    The Tory MP said he did not want to stand again unless his party's manifesto ruled out a third runway. But he's doing so. Watch this space
    How do Greek voters feel about Syriza's backtracking on its anti-austerity pledge?

    How do Greeks feel about Syriza?

    Five voters from different backgrounds tell us what they expect from Syriza's charismatic leader Alexis Tsipras
    From Iraq to Libya and Syria: The wars that come back to haunt us

    The wars that come back to haunt us

    David Cameron should not escape blame for his role in conflicts that are still raging, argues Patrick Cockburn
    Sam Baker and Lauren Laverne: Too busy to surf? Head to The Pool

    Too busy to surf? Head to The Pool

    A new website is trying to declutter the internet to help busy women. Holly Williams meets the founders
    Heston Blumenthal to cook up a spice odyssey for British astronaut manning the International Space Station

    UK's Major Tum to blast off on a spice odyssey

    Nothing but the best for British astronaut as chef Heston Blumenthal cooks up his rations
    John Harrison's 'longitude' clock sets new record - 300 years on

    ‘Longitude’ clock sets new record - 300 years on

    Greenwich horologists celebrate as it keeps to within a second of real time over a 100-day test
    Fears in the US of being outgunned in the vital propaganda wars by Russia, China - and even Isis - have prompted a rethink on overseas broadcasters

    Let the propaganda wars begin - again

    'Accurate, objective, comprehensive': that was Voice of America's creed, but now its masters want it to promote US policy, reports Rupert Cornwell
    Why Japan's incredible long-distance runners will never win the London Marathon

    Japan's incredible long-distance runners

    Every year, Japanese long-distance runners post some of the world's fastest times – yet, come next weekend, not a single elite competitor from the country will be at the London Marathon
    Why does Tom Drury remain the greatest writer you've never heard of?
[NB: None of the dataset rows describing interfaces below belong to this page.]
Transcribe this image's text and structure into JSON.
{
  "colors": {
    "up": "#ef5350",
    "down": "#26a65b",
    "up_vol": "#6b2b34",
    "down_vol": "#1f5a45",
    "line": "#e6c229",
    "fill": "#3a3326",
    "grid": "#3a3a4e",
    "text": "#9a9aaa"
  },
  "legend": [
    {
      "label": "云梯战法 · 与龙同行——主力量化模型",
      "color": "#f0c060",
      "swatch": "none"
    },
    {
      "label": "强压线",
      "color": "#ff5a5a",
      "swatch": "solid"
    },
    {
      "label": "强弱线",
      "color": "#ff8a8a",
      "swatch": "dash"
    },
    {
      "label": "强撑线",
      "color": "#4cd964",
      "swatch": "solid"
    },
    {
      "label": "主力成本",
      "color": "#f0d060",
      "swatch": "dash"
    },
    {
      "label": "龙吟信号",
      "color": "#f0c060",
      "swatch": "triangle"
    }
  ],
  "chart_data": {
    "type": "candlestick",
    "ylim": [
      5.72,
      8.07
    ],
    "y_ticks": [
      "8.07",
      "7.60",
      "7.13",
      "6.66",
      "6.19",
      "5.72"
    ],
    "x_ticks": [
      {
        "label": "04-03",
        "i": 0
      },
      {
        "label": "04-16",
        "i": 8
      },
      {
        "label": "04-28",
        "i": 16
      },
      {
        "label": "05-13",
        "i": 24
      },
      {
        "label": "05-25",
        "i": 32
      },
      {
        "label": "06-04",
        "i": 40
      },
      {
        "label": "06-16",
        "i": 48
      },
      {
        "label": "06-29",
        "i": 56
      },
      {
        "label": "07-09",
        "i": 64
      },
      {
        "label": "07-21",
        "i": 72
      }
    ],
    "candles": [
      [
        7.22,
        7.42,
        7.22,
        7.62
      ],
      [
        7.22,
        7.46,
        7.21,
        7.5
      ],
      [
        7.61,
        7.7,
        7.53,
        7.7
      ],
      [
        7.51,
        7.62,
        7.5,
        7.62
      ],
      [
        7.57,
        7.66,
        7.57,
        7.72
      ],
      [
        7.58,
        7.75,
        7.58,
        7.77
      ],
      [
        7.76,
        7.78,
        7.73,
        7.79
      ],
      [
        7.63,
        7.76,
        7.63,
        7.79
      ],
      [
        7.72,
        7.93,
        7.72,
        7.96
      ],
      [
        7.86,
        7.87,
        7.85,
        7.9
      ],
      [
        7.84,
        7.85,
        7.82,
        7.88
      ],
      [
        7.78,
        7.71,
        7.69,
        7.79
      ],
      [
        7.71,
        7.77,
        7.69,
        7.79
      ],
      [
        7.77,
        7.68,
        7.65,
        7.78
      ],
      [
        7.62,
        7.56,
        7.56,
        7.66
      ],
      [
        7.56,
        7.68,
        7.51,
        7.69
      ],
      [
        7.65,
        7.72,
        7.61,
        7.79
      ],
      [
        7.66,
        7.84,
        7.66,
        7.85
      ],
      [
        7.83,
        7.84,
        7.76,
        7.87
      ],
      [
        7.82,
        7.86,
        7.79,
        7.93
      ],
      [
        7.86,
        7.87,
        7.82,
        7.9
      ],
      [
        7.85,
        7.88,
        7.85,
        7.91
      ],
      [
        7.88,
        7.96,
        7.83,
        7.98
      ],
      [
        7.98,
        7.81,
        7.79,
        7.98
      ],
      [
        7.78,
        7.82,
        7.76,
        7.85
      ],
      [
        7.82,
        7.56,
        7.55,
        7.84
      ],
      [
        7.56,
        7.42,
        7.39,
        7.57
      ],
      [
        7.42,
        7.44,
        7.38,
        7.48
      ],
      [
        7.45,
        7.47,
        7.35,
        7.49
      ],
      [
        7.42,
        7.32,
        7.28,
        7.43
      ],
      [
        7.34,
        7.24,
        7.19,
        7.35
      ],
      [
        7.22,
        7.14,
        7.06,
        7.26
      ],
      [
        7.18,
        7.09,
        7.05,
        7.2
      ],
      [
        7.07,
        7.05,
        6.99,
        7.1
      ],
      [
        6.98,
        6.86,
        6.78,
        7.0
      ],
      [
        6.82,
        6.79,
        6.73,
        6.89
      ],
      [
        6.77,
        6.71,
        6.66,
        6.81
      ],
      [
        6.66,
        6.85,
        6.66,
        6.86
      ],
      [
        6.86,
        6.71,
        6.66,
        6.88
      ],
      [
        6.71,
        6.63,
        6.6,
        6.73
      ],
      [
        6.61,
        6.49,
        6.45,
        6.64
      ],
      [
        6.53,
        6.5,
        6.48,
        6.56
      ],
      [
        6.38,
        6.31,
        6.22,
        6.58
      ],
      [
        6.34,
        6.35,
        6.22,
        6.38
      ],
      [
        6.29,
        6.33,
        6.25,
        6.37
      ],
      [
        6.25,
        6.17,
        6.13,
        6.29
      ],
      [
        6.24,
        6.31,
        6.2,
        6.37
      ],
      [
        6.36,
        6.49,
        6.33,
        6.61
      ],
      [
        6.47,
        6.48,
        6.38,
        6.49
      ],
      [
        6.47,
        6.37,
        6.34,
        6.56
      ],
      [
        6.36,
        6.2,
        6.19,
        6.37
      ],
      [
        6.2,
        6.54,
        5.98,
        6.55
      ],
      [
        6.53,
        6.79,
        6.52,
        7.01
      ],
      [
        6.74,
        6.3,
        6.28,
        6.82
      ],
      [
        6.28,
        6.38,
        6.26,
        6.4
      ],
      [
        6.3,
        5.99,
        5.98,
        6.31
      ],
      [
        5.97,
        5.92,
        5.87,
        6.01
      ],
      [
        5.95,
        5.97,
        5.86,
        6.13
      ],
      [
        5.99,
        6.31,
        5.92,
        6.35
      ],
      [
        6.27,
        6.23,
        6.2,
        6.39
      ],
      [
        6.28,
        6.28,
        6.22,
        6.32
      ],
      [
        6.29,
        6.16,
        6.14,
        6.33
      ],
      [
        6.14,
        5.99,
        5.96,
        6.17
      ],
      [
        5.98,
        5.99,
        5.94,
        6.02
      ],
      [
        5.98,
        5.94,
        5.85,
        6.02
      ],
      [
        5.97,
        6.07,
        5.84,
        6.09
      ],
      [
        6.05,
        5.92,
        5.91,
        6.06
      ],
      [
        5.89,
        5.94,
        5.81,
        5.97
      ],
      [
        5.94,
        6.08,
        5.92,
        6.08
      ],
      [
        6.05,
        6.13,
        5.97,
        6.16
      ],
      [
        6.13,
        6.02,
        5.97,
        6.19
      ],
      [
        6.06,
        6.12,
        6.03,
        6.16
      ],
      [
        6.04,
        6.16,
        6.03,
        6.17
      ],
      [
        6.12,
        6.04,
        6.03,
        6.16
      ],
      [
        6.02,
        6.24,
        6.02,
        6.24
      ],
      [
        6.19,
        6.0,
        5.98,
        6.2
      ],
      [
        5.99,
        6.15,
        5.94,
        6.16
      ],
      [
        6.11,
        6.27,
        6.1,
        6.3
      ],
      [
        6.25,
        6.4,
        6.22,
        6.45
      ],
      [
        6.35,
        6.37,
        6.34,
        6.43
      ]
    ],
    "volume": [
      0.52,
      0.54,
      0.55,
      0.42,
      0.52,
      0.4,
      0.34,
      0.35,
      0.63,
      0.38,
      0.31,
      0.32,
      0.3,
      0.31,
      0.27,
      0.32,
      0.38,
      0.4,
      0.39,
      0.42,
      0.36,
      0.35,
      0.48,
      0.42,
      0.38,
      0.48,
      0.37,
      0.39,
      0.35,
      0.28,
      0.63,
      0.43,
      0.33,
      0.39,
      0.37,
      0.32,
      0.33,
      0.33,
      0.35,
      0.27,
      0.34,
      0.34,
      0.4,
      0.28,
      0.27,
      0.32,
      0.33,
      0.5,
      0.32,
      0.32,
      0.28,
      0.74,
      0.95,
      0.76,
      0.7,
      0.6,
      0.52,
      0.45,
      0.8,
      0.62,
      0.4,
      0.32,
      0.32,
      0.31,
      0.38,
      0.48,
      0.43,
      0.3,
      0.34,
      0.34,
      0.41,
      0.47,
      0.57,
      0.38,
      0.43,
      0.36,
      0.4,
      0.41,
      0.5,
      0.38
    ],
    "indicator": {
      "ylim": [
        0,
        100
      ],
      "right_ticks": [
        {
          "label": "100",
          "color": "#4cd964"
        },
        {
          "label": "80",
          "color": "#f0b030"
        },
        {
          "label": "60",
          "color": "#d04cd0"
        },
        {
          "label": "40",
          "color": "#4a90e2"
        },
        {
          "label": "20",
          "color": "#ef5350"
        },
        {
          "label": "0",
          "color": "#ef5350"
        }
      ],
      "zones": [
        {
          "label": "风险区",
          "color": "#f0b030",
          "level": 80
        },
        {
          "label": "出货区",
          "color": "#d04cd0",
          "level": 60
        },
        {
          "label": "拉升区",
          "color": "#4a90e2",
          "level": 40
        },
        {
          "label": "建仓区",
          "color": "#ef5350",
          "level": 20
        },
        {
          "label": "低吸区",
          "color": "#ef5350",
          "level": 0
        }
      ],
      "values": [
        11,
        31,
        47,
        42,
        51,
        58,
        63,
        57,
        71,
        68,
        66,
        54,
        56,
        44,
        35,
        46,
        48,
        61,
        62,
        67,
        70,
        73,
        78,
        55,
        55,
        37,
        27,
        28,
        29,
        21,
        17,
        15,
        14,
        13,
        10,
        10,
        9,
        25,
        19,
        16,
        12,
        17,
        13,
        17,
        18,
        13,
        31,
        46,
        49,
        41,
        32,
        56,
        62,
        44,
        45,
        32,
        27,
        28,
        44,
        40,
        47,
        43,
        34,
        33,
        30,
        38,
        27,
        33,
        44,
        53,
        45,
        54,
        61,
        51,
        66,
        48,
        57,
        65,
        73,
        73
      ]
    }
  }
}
    Tom Drury: The quiet American

    His debut was considered one of the finest novels of the past 50 years, and he is every bit the equal of his contemporaries, Jonathan Franzen, Dave Eggers and David Foster Wallace
    You should judge a person by how they peel a potato

    You should judge a person by how they peel a potato

    Dave Hax's domestic tips are reminiscent of George Orwell's tea routine. The world might need revolution, but we like to sweat the small stuff, says DJ Taylor
    Beige is back: The drab car colours of the 1970s are proving popular again

    Beige to the future

    Flares and flounce are back on catwalks but a revival in ’70s car paintjobs was a stack-heeled step too far – until now
    Bill Granger recipes: Our chef's dishes highlight the delicate essence of fresh cheeses

    Bill Granger cooks with fresh cheeses

    More delicate on the palate, milder, fresh cheeses can also be kinder to the waistline
    Aston Villa vs Liverpool: 'This FA Cup run has been wonderful,' says veteran Shay Given

    Shay Given: 'This FA Cup run has been wonderful'

    The Villa keeper has been overlooked for a long time and has unhappy memories of the national stadium – but he is savouring his chance to play at Wembley
    Timeless drama of Championship race in league of its own - Michael Calvin

    Michael Calvin's Last Word

    Timeless drama of Championship race in league of its own